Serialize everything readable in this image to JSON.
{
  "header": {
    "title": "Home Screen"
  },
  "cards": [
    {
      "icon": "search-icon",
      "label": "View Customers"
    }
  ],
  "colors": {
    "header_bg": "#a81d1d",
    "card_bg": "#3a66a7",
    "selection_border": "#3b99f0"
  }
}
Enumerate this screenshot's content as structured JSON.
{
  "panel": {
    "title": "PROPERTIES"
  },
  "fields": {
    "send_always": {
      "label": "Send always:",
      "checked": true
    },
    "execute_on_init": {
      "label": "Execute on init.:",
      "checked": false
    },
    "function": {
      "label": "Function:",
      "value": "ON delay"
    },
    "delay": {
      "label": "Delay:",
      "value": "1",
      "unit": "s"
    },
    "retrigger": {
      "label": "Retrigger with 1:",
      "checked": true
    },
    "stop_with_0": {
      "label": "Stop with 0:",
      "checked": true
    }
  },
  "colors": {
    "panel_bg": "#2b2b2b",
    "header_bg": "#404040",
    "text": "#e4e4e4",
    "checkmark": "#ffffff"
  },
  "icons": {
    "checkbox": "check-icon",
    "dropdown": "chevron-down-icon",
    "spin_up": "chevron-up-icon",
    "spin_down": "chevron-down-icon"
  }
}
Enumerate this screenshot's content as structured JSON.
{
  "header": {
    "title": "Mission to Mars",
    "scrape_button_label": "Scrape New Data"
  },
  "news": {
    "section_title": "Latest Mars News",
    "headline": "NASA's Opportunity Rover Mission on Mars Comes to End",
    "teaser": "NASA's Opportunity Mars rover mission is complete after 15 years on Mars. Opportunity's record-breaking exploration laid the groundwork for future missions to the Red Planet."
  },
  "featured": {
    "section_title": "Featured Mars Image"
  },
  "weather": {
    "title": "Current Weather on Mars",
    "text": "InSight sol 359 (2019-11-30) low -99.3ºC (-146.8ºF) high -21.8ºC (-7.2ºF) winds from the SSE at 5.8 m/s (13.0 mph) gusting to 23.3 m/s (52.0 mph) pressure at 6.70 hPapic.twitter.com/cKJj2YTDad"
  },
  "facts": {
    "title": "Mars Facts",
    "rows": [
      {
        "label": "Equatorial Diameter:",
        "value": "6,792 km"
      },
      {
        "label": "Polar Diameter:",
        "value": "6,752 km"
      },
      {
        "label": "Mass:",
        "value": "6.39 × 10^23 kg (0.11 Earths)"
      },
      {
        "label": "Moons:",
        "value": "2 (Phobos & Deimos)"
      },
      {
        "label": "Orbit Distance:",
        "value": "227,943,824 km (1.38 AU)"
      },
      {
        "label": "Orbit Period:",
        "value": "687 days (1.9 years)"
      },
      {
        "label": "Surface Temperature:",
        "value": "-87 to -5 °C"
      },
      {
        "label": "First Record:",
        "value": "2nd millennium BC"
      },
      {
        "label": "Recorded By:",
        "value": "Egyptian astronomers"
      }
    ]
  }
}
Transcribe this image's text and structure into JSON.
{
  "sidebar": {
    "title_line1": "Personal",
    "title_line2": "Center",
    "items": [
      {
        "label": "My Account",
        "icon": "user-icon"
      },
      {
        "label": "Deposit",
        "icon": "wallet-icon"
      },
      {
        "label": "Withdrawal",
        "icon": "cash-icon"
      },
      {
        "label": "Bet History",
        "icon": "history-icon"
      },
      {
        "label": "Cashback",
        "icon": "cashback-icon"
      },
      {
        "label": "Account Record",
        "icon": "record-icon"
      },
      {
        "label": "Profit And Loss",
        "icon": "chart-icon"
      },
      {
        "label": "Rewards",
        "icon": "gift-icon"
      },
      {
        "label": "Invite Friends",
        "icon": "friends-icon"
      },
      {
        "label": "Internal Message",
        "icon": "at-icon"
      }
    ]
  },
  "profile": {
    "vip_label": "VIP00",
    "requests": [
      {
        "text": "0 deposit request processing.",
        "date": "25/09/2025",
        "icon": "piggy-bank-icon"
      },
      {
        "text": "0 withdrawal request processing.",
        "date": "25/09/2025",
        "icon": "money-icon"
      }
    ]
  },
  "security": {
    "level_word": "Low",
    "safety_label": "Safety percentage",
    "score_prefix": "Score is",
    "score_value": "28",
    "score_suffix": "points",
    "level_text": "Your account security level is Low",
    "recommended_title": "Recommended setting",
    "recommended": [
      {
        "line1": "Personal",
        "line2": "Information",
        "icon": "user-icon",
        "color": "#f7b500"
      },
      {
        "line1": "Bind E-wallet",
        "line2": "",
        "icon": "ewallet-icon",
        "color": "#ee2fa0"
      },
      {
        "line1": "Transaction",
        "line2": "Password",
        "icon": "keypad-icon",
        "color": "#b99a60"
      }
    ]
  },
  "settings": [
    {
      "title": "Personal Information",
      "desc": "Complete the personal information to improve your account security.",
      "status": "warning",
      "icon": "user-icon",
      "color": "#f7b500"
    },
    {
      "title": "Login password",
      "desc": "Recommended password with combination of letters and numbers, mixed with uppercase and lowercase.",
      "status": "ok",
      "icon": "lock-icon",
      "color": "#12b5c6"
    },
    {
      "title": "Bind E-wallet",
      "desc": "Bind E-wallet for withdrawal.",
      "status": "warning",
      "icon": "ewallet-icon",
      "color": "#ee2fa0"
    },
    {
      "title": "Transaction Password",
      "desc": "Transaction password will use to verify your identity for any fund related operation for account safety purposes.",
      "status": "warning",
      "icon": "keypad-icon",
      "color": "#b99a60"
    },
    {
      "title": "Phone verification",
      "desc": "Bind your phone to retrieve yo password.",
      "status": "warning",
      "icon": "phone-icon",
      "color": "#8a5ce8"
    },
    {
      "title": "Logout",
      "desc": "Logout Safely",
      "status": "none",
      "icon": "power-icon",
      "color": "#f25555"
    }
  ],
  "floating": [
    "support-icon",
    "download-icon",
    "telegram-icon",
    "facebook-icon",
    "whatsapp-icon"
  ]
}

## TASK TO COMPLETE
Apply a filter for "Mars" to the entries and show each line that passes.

## EXERCISE OUTPUT
    "title": "Mission to Mars",
    "section_title": "Latest Mars News",
    "headline": "NASA's Opportunity Rover Mission on Mars Comes to End",
    "teaser": "NASA's Opportunity Mars rover mission is complete after 15 years on Mars. Opportunity's record-breaking exploration laid the groundwork for future missions to the Red Planet."
    "section_title": "Featured Mars Image"
    "title": "Current Weather on Mars",
    "title": "Mars Facts",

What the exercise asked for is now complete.